= YOUR ASSIGNMENT =
The number of lines in the entries below holding the word "this" is all that is needed here.

(App and web page records)

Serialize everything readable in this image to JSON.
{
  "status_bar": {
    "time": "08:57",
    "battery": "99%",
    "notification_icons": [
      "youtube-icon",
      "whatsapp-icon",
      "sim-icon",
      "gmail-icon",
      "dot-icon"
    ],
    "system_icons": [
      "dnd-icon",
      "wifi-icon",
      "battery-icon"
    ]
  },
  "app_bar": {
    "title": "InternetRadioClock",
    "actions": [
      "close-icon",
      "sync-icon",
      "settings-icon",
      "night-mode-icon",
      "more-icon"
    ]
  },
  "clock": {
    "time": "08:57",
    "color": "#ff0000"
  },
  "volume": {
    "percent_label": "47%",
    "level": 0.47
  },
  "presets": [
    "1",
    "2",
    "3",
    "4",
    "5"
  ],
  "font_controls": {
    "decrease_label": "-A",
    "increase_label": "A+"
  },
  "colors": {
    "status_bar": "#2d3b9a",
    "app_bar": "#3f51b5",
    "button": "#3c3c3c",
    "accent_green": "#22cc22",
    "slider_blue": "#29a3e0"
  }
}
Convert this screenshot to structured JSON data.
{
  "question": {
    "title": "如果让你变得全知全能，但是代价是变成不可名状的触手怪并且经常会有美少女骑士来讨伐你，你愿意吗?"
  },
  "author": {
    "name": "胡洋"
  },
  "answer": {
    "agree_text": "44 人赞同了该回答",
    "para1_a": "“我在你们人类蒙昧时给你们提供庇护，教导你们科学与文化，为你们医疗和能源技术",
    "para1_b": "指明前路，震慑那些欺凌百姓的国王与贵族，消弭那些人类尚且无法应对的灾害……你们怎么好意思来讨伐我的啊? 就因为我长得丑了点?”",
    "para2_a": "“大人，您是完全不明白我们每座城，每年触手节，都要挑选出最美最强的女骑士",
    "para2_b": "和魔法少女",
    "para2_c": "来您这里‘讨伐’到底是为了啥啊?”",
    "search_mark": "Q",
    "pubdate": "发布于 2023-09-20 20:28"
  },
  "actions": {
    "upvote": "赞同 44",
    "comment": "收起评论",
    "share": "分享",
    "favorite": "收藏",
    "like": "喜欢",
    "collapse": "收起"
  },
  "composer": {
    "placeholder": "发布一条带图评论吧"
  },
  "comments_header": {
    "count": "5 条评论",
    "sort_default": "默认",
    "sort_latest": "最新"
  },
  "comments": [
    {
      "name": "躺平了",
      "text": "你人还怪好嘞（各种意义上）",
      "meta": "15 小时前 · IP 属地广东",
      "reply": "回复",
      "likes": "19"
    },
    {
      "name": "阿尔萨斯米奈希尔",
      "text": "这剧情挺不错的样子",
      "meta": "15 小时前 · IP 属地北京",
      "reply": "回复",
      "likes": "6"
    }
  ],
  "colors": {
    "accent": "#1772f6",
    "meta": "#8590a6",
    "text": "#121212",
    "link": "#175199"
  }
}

= RESULT =
2